▶ _TASK INSTRUCTIONS_
Filter the lines below, copying only those with the string "nпена".

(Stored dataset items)

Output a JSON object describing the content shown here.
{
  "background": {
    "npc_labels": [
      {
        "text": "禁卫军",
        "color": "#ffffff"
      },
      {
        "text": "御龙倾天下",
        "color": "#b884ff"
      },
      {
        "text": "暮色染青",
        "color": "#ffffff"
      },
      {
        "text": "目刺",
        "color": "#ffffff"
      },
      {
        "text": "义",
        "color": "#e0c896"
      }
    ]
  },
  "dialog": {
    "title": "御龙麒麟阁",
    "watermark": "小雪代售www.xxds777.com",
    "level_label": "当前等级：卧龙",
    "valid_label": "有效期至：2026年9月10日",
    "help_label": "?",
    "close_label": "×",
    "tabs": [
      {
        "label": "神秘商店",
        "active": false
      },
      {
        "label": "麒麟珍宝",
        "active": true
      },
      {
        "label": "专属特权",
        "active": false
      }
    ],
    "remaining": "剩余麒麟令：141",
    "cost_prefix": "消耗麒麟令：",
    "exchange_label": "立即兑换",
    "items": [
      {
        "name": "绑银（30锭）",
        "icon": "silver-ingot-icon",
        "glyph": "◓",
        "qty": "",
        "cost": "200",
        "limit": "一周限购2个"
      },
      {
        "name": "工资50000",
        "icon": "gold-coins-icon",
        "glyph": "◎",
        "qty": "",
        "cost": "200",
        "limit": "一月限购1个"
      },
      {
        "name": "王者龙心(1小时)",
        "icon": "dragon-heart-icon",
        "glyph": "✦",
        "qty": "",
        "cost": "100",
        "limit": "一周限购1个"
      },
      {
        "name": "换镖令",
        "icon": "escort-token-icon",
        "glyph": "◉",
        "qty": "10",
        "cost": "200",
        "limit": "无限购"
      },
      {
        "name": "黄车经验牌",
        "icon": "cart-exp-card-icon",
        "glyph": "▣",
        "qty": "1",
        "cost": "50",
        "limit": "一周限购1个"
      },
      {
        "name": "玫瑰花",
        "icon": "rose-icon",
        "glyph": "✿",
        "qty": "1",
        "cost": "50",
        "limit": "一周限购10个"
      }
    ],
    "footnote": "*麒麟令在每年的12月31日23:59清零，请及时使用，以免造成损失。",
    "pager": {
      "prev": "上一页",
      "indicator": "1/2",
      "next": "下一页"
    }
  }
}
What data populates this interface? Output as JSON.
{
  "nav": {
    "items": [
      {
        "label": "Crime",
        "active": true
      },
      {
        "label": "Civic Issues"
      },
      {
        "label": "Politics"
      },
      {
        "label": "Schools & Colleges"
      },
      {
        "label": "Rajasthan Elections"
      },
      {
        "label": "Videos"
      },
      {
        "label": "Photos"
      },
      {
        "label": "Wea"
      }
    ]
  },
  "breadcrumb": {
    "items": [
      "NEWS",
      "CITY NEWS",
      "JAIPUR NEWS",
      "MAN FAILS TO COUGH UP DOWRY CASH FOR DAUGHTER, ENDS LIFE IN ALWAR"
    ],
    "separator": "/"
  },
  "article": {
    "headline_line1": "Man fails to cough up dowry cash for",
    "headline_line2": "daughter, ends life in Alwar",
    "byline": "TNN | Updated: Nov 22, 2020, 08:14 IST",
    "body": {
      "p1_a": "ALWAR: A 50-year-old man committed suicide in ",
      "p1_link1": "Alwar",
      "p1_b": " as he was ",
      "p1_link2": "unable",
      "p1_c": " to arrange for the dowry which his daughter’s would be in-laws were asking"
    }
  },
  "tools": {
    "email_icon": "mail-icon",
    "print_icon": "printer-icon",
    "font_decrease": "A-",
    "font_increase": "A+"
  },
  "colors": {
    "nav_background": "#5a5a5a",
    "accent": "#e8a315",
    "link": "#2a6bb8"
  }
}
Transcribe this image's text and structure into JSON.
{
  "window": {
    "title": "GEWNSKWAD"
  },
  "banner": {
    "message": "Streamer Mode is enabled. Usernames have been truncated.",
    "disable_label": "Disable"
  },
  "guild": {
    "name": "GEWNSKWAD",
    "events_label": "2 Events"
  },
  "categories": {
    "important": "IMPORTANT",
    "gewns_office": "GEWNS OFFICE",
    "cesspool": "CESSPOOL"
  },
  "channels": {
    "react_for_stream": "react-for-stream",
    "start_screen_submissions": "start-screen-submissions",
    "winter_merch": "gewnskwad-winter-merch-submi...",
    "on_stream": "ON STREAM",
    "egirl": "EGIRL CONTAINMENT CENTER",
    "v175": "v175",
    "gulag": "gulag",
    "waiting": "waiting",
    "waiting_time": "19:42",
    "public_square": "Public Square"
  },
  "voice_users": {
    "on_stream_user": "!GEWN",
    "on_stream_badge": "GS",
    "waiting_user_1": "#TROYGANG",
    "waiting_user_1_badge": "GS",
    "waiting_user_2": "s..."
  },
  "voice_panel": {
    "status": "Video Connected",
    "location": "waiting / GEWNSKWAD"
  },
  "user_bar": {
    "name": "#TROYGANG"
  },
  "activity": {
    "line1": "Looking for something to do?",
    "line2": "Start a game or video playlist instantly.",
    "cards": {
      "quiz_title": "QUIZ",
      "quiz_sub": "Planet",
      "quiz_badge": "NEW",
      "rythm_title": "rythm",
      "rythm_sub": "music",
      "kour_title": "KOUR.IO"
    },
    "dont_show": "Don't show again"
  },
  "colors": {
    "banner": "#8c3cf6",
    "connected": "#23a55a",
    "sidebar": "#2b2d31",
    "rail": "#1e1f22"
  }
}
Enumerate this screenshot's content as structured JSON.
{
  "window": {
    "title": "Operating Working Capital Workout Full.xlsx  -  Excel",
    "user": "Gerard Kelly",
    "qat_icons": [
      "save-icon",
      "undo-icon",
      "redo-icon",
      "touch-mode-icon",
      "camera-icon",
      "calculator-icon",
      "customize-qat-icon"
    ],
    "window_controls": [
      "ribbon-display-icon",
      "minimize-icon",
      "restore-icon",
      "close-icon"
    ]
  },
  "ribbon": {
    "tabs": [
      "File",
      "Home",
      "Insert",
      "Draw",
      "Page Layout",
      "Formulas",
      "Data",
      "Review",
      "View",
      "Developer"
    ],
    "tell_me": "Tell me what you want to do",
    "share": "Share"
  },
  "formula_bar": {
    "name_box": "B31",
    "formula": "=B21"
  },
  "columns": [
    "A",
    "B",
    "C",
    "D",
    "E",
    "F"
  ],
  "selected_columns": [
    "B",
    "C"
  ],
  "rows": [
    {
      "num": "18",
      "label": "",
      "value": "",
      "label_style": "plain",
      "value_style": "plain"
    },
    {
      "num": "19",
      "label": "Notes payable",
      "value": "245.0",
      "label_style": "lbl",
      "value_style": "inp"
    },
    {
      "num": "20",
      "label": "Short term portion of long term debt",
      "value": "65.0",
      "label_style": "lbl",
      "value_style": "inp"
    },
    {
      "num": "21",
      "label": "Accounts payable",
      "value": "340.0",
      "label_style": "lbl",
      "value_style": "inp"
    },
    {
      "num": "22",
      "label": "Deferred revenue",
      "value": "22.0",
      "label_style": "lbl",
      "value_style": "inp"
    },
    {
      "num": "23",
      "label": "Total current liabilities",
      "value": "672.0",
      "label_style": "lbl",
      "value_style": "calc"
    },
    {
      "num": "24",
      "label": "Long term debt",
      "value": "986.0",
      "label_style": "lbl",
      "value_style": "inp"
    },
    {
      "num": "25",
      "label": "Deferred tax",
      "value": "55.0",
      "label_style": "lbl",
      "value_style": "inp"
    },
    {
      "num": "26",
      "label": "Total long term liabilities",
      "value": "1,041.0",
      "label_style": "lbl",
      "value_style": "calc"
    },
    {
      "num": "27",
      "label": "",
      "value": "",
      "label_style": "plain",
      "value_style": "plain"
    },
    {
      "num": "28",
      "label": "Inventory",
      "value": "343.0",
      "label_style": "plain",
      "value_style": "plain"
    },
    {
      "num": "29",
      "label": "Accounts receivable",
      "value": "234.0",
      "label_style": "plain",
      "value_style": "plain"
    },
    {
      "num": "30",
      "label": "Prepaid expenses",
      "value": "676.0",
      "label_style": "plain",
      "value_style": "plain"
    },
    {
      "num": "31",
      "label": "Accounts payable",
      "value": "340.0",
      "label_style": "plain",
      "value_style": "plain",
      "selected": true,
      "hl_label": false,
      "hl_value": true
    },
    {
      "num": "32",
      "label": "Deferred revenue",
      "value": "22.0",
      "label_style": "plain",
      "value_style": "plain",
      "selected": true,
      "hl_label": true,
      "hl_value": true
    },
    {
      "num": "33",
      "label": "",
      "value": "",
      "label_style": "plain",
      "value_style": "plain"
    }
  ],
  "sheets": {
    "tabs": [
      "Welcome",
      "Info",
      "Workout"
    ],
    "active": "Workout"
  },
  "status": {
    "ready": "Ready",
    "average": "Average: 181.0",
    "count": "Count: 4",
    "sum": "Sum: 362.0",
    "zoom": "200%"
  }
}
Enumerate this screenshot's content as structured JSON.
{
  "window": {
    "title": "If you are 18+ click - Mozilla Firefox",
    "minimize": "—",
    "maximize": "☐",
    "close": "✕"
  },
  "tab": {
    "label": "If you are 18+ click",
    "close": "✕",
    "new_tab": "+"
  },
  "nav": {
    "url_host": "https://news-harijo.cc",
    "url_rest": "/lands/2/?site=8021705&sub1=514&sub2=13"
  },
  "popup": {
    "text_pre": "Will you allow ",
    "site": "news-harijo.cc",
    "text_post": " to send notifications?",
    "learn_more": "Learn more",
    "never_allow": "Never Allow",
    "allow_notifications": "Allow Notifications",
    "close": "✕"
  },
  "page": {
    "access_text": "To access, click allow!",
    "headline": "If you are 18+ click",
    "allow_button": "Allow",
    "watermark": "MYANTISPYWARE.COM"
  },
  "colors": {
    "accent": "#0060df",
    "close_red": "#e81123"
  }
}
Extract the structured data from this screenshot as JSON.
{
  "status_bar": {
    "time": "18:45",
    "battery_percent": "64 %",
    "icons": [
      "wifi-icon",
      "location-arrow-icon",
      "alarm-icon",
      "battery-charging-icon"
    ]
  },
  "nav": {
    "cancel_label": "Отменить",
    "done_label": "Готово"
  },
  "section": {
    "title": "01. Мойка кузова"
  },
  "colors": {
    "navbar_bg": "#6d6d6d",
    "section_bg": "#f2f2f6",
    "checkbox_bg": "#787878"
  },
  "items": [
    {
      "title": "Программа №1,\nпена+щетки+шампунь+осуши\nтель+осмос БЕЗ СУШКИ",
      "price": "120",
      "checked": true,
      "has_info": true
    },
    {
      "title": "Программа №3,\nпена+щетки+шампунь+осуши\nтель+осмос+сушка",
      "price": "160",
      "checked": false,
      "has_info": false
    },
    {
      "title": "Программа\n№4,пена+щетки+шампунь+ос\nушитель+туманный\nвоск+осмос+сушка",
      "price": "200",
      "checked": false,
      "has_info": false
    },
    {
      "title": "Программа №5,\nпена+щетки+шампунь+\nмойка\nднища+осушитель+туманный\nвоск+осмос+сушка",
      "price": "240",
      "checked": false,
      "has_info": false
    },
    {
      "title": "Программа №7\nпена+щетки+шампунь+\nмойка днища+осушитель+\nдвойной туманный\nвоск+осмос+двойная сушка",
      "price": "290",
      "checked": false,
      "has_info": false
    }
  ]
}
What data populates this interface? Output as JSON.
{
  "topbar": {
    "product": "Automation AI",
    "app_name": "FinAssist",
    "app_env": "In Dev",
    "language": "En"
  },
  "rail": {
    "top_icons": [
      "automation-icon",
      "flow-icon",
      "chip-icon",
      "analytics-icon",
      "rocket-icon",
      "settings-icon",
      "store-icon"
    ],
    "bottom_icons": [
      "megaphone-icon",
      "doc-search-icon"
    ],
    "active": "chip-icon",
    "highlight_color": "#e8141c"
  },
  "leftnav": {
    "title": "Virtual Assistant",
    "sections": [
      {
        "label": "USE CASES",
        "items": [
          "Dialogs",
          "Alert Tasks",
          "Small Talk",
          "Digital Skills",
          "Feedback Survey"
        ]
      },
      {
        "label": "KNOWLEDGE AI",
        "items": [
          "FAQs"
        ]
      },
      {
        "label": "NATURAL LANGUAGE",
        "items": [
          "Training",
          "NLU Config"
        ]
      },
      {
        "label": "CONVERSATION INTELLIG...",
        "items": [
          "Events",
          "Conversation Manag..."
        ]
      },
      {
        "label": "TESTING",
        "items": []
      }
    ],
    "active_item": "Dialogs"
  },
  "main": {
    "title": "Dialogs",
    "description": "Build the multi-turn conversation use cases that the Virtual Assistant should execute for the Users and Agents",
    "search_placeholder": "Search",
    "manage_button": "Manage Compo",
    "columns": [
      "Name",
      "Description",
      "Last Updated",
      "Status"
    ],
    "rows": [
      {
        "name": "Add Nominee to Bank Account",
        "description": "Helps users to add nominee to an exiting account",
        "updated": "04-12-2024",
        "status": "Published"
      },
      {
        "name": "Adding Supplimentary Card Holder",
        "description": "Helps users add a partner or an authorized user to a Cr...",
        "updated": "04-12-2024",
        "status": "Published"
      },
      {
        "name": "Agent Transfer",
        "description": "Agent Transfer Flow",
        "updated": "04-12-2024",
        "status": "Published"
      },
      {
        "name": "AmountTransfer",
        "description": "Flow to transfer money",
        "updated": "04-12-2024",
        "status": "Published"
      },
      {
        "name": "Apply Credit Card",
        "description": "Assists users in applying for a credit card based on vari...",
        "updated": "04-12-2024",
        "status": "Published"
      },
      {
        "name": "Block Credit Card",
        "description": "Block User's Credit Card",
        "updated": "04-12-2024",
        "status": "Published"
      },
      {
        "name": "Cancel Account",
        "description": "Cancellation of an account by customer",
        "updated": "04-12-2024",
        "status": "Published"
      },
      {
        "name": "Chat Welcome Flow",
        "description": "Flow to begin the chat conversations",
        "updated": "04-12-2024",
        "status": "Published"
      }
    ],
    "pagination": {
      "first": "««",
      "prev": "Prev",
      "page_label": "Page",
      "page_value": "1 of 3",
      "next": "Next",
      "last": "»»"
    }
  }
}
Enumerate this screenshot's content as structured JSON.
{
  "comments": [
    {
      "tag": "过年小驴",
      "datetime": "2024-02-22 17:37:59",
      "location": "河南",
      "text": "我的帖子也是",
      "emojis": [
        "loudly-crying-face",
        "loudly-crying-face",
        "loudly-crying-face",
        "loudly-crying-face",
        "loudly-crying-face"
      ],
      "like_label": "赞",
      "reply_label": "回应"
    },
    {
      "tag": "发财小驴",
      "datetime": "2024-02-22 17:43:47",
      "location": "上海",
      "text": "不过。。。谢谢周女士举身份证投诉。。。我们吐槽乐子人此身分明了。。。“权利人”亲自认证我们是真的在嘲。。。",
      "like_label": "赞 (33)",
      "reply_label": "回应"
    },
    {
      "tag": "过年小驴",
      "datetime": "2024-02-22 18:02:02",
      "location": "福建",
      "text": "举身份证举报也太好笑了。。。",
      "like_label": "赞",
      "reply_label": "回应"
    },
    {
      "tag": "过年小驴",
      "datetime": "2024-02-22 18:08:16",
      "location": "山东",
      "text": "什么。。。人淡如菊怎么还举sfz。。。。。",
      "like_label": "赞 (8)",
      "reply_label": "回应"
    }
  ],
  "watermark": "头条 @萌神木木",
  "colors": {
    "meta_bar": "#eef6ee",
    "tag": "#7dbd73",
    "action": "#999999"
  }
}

▶ _SOLUTION TO THIS TASK_
      "title": "Программа №1,\nпена+щетки+шампунь+осуши\nтель+осмос БЕЗ СУШКИ",
      "title": "Программа №3,\nпена+щетки+шампунь+осуши\nтель+осмос+сушка",
      "title": "Программа №5,\nпена+щетки+шампунь+\nмойка\nднища+осушитель+туманный\nвоск+осмос+сушка",
      "title": "Программа №7\nпена+щетки+шампунь+\nмойка днища+осушитель+\nдвойной туманный\nвоск+осмос+двойная сушка",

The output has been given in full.